PROBLEM REQUIREMENTS =>
Count every line in the data below that includes "selectorLabel", and give only the result.

-- Opening Marker --

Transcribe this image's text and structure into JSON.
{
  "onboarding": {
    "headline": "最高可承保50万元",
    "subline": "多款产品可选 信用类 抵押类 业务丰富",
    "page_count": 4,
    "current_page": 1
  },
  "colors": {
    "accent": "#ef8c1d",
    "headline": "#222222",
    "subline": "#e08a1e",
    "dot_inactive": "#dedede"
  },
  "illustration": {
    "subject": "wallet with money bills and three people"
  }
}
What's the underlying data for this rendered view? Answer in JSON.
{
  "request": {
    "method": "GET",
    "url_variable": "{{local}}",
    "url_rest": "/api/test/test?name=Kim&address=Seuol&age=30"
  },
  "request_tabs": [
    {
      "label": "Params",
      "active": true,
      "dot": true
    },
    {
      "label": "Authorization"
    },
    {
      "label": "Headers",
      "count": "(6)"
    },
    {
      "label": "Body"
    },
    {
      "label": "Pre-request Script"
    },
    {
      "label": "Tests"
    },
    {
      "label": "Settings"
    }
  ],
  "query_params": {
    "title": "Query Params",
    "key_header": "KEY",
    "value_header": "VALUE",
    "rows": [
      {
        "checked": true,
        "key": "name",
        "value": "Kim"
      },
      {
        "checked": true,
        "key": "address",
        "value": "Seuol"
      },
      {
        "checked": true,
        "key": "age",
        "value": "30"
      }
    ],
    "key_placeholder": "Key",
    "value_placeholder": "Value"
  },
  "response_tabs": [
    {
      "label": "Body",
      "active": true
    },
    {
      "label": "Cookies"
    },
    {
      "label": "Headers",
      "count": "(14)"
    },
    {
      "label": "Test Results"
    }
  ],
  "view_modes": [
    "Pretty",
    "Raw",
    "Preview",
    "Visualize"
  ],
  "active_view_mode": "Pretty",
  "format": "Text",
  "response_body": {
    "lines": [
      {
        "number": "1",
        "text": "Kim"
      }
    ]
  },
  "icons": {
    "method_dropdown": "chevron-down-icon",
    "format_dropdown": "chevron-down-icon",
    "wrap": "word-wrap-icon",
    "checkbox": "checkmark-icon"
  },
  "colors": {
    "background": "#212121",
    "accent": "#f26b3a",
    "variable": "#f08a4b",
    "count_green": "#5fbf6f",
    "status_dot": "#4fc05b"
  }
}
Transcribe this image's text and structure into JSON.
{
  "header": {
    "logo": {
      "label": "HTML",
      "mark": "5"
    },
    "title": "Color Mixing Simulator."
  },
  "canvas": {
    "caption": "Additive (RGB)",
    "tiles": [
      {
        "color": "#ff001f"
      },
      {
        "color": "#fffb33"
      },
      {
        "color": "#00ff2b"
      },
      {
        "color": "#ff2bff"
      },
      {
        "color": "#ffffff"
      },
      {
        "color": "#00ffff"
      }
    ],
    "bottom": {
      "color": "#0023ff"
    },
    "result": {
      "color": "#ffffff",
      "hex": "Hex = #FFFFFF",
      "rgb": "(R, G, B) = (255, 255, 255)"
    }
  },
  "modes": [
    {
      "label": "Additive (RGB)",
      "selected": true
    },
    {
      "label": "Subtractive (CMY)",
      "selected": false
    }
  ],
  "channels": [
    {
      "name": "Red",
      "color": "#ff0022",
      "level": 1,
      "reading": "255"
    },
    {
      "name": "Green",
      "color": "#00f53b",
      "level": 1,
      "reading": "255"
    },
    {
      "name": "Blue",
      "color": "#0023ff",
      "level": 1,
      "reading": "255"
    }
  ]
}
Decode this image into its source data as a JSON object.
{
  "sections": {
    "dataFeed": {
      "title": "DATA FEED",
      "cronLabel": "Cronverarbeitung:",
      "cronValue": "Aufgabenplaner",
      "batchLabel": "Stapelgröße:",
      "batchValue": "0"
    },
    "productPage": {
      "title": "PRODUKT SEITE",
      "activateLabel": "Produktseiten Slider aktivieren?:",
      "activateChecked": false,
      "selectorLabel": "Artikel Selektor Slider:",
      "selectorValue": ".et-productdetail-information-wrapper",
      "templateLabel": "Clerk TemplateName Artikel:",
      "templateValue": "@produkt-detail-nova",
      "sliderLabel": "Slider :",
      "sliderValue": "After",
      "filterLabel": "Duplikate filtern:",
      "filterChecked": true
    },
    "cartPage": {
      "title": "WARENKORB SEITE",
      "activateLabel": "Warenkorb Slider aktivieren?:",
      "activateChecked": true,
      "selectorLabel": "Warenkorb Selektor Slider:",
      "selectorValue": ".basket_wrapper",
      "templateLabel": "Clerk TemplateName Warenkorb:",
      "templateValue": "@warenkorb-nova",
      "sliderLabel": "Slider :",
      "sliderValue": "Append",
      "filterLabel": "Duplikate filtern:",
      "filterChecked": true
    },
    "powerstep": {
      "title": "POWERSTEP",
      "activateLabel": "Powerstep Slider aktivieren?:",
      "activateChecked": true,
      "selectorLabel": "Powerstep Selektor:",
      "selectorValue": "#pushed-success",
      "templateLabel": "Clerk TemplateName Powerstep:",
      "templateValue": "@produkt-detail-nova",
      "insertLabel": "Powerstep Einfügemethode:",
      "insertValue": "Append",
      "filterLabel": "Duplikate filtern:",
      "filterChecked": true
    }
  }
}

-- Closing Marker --

EXERCISE SOLUTION =>
3